Or you can be like my cousin, a scientist in Canada whose knowledge of both English and French combined has made a huge difference in his career trajectory.
In my life, I've met many, many people who fall into the latter group. Since these people know two, three, four or more languages, they are able to use those languages as "tools" to help them do more meaningful work and have a greater impact on the world, as well.
You can think of every language you learn as a "tool" in much the same way. Just like every tool in a toolbox can help you solve new problems and overcome new obstacles, every language you learn can help you do the same for your career.
If these seven benefits have shown you anything about languages, I hope it's this:
Learning a new language is never a waste of time.

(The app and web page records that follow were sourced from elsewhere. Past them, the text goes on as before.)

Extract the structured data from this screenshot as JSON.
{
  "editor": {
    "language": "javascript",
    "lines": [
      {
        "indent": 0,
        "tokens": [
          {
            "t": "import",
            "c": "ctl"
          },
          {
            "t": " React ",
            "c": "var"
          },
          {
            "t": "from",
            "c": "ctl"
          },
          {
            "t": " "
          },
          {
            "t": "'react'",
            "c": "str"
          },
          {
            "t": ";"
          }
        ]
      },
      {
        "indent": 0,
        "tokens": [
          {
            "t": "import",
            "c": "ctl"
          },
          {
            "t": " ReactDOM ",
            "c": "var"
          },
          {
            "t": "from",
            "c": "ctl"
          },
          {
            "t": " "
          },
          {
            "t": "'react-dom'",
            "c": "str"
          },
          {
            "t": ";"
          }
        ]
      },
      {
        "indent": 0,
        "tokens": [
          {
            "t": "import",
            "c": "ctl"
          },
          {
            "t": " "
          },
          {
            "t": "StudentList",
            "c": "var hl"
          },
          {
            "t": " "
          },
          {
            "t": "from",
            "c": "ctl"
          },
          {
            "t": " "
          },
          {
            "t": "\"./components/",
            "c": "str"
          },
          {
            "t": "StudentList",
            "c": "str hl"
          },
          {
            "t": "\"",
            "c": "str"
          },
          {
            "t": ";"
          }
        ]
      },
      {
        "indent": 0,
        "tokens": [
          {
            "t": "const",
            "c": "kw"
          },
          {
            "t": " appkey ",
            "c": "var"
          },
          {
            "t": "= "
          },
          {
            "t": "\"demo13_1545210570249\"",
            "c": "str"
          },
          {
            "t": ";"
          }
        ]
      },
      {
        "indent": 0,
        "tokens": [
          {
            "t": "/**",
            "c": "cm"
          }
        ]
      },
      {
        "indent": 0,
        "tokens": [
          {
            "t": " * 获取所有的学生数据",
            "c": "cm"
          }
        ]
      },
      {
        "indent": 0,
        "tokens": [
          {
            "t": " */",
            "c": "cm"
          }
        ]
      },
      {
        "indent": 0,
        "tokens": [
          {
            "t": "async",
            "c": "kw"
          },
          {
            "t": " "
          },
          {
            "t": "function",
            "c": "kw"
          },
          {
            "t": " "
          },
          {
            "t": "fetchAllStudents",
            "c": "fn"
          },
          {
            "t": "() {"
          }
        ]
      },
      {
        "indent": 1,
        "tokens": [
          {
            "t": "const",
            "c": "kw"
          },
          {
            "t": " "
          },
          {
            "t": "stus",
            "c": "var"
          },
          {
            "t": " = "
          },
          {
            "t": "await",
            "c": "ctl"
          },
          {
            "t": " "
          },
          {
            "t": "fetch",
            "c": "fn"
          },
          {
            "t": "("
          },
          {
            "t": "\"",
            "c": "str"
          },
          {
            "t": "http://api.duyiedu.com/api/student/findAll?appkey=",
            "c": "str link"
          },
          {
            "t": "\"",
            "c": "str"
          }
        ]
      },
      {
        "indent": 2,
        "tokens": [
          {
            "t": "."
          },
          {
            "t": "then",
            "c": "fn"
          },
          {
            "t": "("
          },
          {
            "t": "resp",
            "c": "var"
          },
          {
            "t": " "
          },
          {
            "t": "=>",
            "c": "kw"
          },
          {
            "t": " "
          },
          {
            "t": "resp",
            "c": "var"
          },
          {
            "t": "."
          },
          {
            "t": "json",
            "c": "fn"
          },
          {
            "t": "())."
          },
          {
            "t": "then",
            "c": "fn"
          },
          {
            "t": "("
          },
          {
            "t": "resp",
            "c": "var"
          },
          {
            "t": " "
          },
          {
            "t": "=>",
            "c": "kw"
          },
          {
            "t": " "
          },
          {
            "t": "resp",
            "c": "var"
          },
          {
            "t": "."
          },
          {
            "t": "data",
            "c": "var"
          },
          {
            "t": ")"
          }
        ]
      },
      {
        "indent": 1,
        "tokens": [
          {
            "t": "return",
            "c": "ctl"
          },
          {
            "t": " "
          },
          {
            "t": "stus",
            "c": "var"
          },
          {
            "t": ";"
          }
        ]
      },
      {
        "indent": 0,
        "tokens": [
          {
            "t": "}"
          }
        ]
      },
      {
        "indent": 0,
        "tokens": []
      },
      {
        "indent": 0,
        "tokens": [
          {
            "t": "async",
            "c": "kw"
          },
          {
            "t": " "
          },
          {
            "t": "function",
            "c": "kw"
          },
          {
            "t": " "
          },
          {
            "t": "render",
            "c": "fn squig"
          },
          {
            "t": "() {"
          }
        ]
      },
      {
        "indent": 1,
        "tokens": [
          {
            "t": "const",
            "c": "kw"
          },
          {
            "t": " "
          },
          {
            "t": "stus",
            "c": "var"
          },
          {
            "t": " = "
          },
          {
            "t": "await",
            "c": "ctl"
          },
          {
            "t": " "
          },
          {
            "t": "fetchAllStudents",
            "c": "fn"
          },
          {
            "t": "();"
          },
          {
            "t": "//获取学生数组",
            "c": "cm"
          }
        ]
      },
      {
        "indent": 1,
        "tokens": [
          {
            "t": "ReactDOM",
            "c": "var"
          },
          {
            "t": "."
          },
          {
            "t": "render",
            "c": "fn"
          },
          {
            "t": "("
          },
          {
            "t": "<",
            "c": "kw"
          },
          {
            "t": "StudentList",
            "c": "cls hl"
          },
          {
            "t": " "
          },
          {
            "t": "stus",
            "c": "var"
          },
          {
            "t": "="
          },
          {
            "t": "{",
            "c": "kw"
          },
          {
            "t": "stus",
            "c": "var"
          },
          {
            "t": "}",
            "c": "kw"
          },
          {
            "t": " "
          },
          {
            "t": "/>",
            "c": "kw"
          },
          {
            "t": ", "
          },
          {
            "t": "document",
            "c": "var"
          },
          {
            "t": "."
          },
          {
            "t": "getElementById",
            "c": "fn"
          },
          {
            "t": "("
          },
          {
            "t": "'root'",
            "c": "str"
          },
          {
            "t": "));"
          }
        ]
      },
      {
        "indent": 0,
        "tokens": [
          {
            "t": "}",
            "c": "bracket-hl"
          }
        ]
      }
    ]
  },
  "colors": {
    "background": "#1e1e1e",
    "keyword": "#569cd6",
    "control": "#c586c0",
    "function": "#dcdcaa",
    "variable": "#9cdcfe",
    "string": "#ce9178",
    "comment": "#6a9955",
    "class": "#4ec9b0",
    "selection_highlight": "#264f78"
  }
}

It takes a lot of time, effort, and energy to learn a language, surely, but once you do, it will always be beneficial to you, and often in ways that are completely unexpected.
Even with just one foreign language under your belt, you'll be a more well-rounded and more disciplined person. You'll be able to travel to more places, meet more people, and even find more dating partners, if you wish. You'll even have broader career opportunities, if you know how to look for them. And you can do all this again and again, with as many languages as you'd like.
Languages don't just give you more than you had. They make you more than you were.
If you've been on the fence about learning a new language, try to keep that thought in mind. Focus on the fact that if you start today—if you start right now—you'll soon be well on the path to a newer, better you.